» **WHAT IS NEEDED**
The records below need retyping in full; give them again exactly.

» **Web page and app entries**
-- -- --
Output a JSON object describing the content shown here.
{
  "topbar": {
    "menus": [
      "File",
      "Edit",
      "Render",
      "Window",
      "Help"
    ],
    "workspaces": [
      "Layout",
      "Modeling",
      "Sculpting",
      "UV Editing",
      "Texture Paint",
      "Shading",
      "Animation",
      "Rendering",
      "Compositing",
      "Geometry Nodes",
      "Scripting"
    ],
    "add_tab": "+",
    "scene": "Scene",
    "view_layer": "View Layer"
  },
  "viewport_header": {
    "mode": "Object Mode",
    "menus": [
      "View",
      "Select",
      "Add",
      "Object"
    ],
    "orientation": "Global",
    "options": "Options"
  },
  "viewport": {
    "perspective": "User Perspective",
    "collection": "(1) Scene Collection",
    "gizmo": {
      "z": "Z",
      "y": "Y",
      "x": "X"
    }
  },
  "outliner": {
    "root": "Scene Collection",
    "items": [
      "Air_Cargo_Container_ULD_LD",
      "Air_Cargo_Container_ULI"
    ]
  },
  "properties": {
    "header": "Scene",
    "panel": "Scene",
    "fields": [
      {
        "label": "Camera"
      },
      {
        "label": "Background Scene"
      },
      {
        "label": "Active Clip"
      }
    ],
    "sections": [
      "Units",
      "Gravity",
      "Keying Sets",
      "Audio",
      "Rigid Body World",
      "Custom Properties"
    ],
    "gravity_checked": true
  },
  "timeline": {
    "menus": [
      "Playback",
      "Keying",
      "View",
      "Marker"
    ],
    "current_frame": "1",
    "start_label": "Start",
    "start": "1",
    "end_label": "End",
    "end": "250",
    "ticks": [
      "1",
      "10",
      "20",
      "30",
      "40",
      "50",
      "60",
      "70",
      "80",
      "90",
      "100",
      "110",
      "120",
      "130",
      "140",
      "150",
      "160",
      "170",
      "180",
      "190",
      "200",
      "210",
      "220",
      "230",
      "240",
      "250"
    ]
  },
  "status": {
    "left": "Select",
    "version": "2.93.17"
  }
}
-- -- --
» **REPLY**
Output a JSON object describing the content shown here.
{
  "topbar": {
    "menus": [
      "File",
      "Edit",
      "Render",
      "Window",
      "Help"
    ],
    "workspaces": [
      "Layout",
      "Modeling",
      "Sculpting",
      "UV Editing",
      "Texture Paint",
      "Shading",
      "Animation",
      "Rendering",
      "Compositing",
      "Geometry Nodes",
      "Scripting"
    ],
    "add_tab": "+",
    "scene": "Scene",
    "view_layer": "View Layer"
  },
  "viewport_header": {
    "mode": "Object Mode",
    "menus": [
      "View",
      "Select",
      "Add",
      "Object"
    ],
    "orientation": "Global",
    "options": "Options"
  },
  "viewport": {
    "perspective": "User Perspective",
    "collection": "(1) Scene Collection",
    "gizmo": {
      "z": "Z",
      "y": "Y",
      "x": "X"
    }
  },
  "outliner": {
    "root": "Scene Collection",
    "items": [
      "Air_Cargo_Container_ULD_LD",
      "Air_Cargo_Container_ULI"
    ]
  },
  "properties": {
    "header": "Scene",
    "panel": "Scene",
    "fields": [
      {
        "label": "Camera"
      },
      {
        "label": "Background Scene"
      },
      {
        "label": "Active Clip"
      }
    ],
    "sections": [
      "Units",
      "Gravity",
      "Keying Sets",
      "Audio",
      "Rigid Body World",
      "Custom Properties"
    ],
    "gravity_checked": true
  },
  "timeline": {
    "menus": [
      "Playback",
      "Keying",
      "View",
      "Marker"
    ],
    "current_frame": "1",
    "start_label": "Start",
    "start": "1",
    "end_label": "End",
    "end": "250",
    "ticks": [
      "1",
      "10",
      "20",
      "30",
      "40",
      "50",
      "60",
      "70",
      "80",
      "90",
      "100",
      "110",
      "120",
      "130",
      "140",
      "150",
      "160",
      "170",
      "180",
      "190",
      "200",
      "210",
      "220",
      "230",
      "240",
      "250"
    ]
  },
  "status": {
    "left": "Select",
    "version": "2.93.17"
  }
}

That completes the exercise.